Listings have slowed, as many sellers recognize the possible dangers of letting strangers wander through their homes and open the junk drawers in their kitchen. If you think I said drawers instead of drawer by accident, you’ve obviously never been to my house. My wife likes to keep kitchen drawers in a condition of surprise. Surprise, the fingernail clippers are in the drawer with a ball of twine, the lighter, three hair clips, a wrench, two ping pong balls, three bills I was supposed to pay 30 days ago, and a renewal notice for her license plates from 2019, and also one chocolate and almond Kind Bar. Still, listings have slowed and we can expect that to be the case for the foreseeable future.

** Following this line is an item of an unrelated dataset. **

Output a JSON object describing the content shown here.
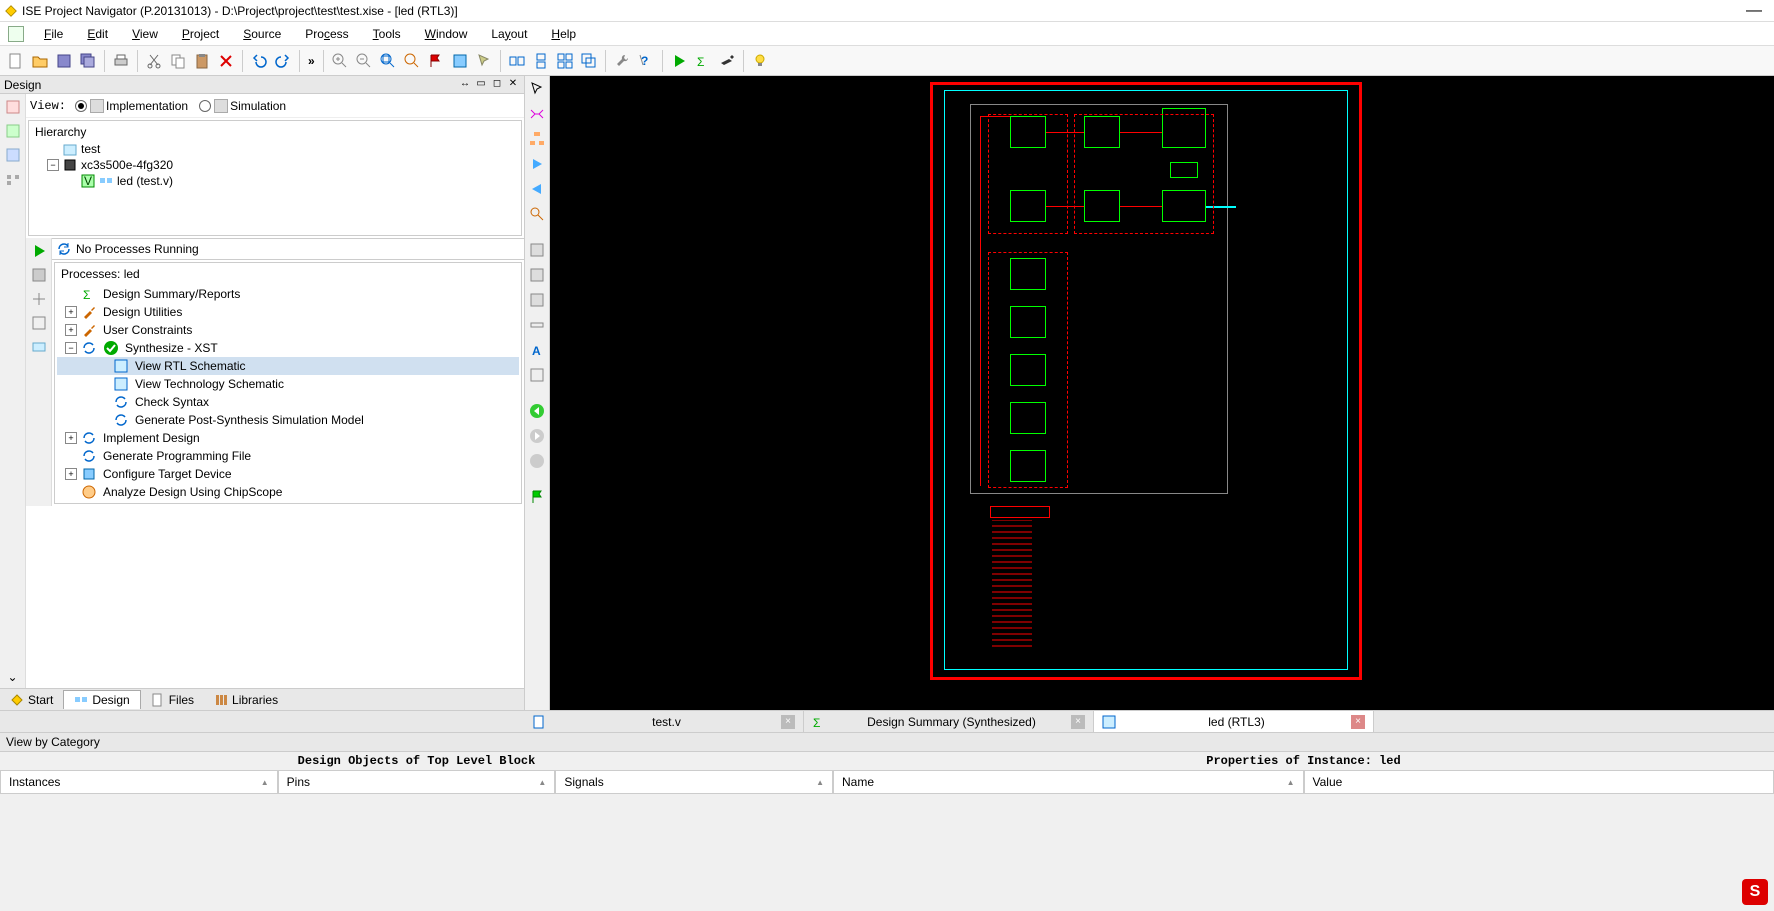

As I wrote last week, or the week before, there is still reason for confidence in our housing market. This will serve as a wake up call for vacation home buyers that have been putting off their purchases because of a desire to find something perfect. They’ve spent the past several years letting their whims get the best of them. Once this viral smoke clears, I expect to see a re-engagement of the vacation home buyer, but even that expectation has a few strings attached. We’ll need to see a rebound in consumer confidence (broadly) before that buyer will reemerge. We’ll need to see a recovery of some meaningful level in the stock market before that buyer will show up, confidence in tow. Do we need to recapture S&P 3300? Of course not. But buyers will need to know the bottom is in and they’ll need to see some improvement in their balance sheets. Once that happens, whether that’s in May, June, July, or October, or February, I expect the market to get busy making up for lost time.
As always, if you need me, I’m here at my desk, plodding through my new office project build in Lake Geneva, showing homes, helping sellers make the best decisions through this crisis, and working on the 2020 issue of Summer Homes For City People. The show, it seems, must go (limp) on.
Above, sunset from my lakefront listing at 614 Sauk Trail, Fontana $1.99MM.